In Brief is like musical theatre and is supposed to “run like a movie,” Canuel Says, adding that the movie screens in the background will show a credit and bloopers reel at the end of the performance.
The show’s parental warning—due to the so-called nudity at the start of the performance where the performers take the stage wearing nothing but briefs and using a briefcase to cover their chests—also gives In Brief a movie feel. The dancers have been told that because of the show’s venue—the Studio Theatre at the Harbourfront Centre—a warning is essential, even though they do shirts within the first 10 minutes of the program.
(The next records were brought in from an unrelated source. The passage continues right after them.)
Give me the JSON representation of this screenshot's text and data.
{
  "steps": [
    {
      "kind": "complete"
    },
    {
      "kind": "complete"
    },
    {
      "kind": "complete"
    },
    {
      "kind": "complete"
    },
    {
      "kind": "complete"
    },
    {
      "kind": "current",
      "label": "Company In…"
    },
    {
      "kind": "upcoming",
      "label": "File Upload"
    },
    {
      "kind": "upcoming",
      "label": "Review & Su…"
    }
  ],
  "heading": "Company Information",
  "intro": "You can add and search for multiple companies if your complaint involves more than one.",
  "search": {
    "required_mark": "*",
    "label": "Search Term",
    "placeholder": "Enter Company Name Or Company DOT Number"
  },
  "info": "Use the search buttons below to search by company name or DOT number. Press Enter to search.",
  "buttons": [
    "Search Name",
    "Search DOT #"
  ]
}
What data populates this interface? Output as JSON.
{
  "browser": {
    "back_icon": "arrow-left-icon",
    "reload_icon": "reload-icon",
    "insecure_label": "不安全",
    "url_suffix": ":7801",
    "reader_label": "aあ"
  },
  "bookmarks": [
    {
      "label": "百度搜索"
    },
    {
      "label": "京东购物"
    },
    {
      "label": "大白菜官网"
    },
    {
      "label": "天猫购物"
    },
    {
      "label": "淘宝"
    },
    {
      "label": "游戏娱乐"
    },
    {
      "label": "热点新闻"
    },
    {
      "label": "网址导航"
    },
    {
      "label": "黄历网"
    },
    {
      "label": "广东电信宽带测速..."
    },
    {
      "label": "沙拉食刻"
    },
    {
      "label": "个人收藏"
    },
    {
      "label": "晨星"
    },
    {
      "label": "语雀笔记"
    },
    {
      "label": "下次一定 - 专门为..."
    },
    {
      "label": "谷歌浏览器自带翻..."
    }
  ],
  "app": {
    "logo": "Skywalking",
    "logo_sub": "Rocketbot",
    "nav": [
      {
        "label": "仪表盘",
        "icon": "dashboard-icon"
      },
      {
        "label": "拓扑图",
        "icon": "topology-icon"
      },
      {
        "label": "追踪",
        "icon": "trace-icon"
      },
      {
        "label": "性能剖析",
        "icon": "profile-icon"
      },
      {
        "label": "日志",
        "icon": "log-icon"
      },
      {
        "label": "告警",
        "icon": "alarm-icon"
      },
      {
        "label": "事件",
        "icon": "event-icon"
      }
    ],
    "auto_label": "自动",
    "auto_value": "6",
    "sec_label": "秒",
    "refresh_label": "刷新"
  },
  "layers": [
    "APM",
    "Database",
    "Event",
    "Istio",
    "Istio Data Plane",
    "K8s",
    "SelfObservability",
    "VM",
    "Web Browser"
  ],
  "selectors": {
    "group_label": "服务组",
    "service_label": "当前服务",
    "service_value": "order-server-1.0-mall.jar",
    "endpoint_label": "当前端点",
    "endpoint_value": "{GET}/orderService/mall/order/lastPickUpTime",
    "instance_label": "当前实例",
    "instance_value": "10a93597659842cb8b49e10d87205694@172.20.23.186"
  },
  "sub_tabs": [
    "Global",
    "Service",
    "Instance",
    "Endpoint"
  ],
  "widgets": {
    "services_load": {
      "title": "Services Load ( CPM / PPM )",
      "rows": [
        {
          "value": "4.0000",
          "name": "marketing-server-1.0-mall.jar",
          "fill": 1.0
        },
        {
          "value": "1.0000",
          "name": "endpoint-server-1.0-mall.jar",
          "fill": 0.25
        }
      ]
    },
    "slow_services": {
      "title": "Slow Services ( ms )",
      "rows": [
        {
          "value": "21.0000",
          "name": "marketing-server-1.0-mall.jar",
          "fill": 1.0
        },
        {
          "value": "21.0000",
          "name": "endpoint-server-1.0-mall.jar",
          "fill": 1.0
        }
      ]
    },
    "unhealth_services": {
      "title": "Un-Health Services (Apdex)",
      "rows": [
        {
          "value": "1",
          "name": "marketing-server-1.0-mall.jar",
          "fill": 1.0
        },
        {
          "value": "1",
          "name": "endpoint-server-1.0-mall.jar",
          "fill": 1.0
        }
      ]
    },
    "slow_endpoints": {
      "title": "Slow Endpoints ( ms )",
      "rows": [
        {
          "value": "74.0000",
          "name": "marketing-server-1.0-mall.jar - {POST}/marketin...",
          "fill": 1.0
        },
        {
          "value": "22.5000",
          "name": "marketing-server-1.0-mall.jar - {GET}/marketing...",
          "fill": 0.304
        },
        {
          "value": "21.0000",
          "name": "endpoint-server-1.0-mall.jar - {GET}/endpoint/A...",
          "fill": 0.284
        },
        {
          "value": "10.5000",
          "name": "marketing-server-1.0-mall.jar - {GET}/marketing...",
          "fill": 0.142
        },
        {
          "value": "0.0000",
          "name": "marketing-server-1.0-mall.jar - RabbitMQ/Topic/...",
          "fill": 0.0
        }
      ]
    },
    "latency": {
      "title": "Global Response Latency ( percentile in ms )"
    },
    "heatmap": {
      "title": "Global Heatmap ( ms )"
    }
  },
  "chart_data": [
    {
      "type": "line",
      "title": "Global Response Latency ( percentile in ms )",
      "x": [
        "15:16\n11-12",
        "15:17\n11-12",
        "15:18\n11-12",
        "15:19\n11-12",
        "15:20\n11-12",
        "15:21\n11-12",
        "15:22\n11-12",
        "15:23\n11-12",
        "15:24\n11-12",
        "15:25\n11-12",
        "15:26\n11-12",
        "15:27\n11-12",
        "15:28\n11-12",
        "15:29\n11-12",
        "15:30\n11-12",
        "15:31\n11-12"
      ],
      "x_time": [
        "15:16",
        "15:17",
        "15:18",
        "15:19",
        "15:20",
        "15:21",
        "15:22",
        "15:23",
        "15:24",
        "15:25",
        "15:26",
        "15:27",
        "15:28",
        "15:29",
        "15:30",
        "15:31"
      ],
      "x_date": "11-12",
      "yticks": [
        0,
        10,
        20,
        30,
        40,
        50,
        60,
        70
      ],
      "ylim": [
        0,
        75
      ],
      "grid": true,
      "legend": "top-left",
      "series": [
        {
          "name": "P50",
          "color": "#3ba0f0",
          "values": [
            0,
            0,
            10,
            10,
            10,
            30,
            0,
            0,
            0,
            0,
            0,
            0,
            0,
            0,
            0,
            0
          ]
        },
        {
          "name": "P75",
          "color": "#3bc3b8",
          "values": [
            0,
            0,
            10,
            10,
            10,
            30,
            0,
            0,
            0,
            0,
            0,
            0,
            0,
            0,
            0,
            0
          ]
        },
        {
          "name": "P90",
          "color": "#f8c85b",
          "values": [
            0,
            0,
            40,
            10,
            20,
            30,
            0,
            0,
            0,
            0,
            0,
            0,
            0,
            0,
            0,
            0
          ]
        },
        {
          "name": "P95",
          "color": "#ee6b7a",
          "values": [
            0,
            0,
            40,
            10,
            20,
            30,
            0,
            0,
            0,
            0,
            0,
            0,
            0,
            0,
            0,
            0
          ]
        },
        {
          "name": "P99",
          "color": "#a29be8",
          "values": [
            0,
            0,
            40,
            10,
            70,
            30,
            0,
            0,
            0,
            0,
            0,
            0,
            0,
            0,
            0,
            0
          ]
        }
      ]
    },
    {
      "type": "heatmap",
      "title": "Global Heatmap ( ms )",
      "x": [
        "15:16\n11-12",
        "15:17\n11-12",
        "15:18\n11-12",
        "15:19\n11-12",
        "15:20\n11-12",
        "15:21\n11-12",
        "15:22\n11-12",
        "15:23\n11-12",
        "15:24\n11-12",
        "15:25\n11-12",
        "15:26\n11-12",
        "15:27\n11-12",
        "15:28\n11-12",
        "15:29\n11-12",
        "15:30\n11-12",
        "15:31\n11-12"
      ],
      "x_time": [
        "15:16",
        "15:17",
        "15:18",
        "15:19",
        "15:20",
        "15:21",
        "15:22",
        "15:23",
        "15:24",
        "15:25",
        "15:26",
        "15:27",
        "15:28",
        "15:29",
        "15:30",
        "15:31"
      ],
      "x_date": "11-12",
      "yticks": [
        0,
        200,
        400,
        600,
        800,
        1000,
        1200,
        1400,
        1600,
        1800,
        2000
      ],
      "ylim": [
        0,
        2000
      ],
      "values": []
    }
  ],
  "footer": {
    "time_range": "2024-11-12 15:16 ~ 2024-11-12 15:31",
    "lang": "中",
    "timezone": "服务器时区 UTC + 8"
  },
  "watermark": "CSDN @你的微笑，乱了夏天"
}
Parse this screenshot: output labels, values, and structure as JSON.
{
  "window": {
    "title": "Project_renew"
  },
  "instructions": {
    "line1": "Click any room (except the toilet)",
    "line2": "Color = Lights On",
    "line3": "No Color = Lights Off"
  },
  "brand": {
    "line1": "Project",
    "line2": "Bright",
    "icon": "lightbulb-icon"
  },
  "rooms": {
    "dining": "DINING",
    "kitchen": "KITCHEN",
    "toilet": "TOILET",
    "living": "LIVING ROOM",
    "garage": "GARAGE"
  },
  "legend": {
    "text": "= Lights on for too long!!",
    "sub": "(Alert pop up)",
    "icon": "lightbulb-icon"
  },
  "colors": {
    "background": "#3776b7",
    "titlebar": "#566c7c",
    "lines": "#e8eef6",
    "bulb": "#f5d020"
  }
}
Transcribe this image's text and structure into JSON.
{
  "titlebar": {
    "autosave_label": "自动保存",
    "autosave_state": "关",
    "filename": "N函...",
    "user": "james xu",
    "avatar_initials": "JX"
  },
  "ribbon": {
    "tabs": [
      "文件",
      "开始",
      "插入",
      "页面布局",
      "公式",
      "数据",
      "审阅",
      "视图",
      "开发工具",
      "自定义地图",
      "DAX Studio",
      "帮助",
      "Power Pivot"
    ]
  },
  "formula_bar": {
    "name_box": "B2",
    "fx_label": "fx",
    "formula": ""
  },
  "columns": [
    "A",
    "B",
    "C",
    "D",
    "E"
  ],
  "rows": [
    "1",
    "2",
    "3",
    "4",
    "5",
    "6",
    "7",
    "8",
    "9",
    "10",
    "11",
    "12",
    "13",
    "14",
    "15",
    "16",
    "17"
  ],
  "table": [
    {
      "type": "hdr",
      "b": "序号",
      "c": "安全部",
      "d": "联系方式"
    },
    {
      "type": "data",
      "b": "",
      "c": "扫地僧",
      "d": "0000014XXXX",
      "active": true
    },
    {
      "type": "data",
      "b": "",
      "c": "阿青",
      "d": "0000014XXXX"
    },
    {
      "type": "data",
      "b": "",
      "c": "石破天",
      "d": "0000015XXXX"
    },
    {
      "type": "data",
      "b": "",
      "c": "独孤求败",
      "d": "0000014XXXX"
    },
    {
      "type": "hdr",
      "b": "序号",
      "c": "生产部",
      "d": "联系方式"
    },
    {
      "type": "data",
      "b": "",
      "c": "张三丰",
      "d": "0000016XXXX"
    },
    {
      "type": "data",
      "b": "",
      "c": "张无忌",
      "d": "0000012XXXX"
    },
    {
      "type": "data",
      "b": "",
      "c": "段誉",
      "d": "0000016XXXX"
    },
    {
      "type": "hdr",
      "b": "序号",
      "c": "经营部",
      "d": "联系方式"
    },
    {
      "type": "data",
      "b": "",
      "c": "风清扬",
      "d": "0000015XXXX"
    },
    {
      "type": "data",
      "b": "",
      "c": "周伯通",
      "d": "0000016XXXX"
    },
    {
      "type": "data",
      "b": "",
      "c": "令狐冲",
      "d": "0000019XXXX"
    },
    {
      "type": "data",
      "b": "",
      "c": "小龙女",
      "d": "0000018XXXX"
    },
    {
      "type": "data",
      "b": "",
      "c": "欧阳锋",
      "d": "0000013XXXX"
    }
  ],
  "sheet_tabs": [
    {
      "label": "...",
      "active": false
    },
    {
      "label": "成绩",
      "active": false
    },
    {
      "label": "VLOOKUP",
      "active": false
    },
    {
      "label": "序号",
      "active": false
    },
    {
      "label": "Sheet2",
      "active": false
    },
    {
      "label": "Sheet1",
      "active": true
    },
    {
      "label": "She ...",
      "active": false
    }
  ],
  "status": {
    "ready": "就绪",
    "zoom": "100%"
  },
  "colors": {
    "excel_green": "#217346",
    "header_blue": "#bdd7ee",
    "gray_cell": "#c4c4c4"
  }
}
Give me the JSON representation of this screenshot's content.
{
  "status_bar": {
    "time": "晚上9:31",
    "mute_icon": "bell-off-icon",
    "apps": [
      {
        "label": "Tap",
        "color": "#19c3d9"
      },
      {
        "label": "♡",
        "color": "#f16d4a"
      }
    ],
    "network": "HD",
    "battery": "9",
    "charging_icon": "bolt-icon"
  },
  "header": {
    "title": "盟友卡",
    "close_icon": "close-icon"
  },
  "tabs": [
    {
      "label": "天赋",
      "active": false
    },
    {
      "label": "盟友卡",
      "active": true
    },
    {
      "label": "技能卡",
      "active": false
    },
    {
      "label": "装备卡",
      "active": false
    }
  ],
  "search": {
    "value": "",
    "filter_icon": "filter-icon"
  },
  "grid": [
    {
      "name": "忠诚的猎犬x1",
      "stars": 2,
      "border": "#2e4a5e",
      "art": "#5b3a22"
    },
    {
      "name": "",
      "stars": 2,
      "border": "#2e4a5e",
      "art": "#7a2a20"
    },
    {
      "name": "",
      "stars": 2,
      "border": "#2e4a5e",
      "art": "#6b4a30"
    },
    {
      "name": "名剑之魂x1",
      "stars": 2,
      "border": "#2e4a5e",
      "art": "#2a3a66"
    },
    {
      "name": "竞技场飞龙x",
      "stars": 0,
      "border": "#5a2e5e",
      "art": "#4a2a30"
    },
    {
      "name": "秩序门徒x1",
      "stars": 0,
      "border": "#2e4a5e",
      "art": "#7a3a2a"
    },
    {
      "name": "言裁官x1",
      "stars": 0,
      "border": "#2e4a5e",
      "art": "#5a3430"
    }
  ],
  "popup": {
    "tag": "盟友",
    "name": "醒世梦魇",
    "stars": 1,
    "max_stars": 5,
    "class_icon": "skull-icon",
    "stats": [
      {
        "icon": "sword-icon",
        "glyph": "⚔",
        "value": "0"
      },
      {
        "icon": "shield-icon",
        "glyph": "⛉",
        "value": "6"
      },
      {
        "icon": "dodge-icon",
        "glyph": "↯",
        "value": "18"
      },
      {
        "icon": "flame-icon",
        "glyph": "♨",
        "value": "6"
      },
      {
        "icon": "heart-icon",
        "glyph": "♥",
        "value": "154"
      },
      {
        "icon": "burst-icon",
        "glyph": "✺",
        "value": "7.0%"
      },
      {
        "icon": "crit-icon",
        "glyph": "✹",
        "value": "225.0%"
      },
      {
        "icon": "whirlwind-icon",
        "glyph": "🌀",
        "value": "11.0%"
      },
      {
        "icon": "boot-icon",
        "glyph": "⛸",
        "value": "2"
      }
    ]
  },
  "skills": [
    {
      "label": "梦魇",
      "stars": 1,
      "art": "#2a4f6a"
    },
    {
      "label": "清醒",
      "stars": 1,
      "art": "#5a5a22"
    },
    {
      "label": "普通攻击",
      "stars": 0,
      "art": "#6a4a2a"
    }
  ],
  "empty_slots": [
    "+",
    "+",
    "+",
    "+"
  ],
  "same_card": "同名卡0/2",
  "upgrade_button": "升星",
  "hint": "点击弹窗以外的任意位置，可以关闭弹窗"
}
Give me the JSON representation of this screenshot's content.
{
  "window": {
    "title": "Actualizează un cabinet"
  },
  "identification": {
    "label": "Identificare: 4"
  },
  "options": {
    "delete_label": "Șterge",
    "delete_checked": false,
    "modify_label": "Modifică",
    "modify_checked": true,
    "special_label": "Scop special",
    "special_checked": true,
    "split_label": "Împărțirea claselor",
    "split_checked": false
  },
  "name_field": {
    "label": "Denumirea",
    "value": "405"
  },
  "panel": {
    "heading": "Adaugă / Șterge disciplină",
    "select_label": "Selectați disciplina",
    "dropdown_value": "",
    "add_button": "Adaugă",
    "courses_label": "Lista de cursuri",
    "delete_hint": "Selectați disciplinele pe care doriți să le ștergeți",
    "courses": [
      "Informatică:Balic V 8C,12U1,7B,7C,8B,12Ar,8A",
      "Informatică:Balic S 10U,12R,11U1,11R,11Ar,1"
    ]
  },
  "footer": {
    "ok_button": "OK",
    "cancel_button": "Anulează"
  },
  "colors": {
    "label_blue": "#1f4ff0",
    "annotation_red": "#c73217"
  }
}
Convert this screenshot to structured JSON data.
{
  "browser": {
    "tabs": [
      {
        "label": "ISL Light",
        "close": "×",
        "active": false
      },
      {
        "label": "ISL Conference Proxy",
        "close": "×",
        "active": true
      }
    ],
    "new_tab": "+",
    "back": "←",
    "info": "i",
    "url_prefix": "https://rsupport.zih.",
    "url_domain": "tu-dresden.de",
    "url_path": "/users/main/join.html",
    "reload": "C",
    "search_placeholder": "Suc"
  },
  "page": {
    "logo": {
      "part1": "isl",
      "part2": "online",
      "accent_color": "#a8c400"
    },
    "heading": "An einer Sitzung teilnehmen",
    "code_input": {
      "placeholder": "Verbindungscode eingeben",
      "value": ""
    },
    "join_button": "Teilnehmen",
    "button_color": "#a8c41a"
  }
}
And that’s a compromise the dancers were willing to make—considering Canuel and Calvert almost didn’t get enough funding for the project to see the light of day. In November, the pair sought help from Ryerson in terms of getting reference letters to help them get funding but were turned down. And then they discovered that most funding programs weren’t applicable to them because they had been out of school for less than three years.
“Obviously we’re on our own, and we’re going to do it anyway,” Canuel says. “And we’re still going to prove that we can do it, and that anyone can do it.”
So in December, they gave showing of their works and received funding of their works and received funding through donations. And they got more money than they thought they would, which means the dancers are able to buy their costumes.
“We’re hoping people will respond to [the show] but we don’t know,” says Canuel, who started dancing at the age of 5. “That’s the chance we’re taking.”
“We don’t want to cater to the modern dance community, we don’t want to cater to the ‘jazz people,’” adds Calvert, who made the foray into dance when she was 9—after a stint as a gymnast. “Some people get so worried about understanding it, but you don’t need to.”
Both Canuel and Calvert say their biggest influence at Ryerson was their modern dance teacher, Karen Duplisea.
“She showed that she believed,” Canuel says. “When you’re a student, no matter where you are, if you have teachers that believe in you work harder.”
Duplisa continues to believe in her former students and that they will both have successful careers.
“For both Angie and Robin, I have no worries,” Duplisea says.
—In Brief runs March 30, 31 and April 1 in the Studio Theatre at the Harbourfront Centre. For more info, call 416. 973. 4000.